Without skipping a line, reproduce the entries exactly.

=== MATERIAL PROVIDED ===

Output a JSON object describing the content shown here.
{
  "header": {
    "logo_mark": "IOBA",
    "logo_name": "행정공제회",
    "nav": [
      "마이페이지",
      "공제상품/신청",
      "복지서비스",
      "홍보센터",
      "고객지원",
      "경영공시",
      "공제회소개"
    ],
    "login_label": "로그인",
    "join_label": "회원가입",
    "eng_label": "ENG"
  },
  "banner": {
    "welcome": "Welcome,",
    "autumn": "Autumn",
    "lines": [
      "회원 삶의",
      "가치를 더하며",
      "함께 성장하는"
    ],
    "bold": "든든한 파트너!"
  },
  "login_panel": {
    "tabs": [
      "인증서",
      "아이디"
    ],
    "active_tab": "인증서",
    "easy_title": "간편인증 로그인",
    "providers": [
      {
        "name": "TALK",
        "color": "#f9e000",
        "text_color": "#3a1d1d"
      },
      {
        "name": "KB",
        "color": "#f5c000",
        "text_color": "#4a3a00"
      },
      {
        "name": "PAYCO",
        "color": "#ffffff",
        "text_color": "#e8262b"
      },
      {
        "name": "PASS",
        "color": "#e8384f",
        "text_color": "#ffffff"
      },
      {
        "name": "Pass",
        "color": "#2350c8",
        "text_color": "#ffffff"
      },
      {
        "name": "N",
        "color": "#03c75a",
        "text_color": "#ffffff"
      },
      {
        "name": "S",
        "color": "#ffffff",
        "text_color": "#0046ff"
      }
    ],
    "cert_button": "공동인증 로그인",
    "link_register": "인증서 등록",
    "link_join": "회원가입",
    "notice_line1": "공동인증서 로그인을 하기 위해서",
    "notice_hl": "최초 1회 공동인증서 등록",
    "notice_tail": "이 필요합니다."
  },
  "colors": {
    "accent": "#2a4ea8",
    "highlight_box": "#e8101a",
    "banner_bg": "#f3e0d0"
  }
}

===

(TASK RESPONSE)
Output a JSON object describing the content shown here.
{
  "header": {
    "logo_mark": "IOBA",
    "logo_name": "행정공제회",
    "nav": [
      "마이페이지",
      "공제상품/신청",
      "복지서비스",
      "홍보센터",
      "고객지원",
      "경영공시",
      "공제회소개"
    ],
    "login_label": "로그인",
    "join_label": "회원가입",
    "eng_label": "ENG"
  },
  "banner": {
    "welcome": "Welcome,",
    "autumn": "Autumn",
    "lines": [
      "회원 삶의",
      "가치를 더하며",
      "함께 성장하는"
    ],
    "bold": "든든한 파트너!"
  },
  "login_panel": {
    "tabs": [
      "인증서",
      "아이디"
    ],
    "active_tab": "인증서",
    "easy_title": "간편인증 로그인",
    "providers": [
      {
        "name": "TALK",
        "color": "#f9e000",
        "text_color": "#3a1d1d"
      },
      {
        "name": "KB",
        "color": "#f5c000",
        "text_color": "#4a3a00"
      },
      {
        "name": "PAYCO",
        "color": "#ffffff",
        "text_color": "#e8262b"
      },
      {
        "name": "PASS",
        "color": "#e8384f",
        "text_color": "#ffffff"
      },
      {
        "name": "Pass",
        "color": "#2350c8",
        "text_color": "#ffffff"
      },
      {
        "name": "N",
        "color": "#03c75a",
        "text_color": "#ffffff"
      },
      {
        "name": "S",
        "color": "#ffffff",
        "text_color": "#0046ff"
      }
    ],
    "cert_button": "공동인증 로그인",
    "link_register": "인증서 등록",
    "link_join": "회원가입",
    "notice_line1": "공동인증서 로그인을 하기 위해서",
    "notice_hl": "최초 1회 공동인증서 등록",
    "notice_tail": "이 필요합니다."
  },
  "colors": {
    "accent": "#2a4ea8",
    "highlight_box": "#e8101a",
    "banner_bg": "#f3e0d0"
  }
}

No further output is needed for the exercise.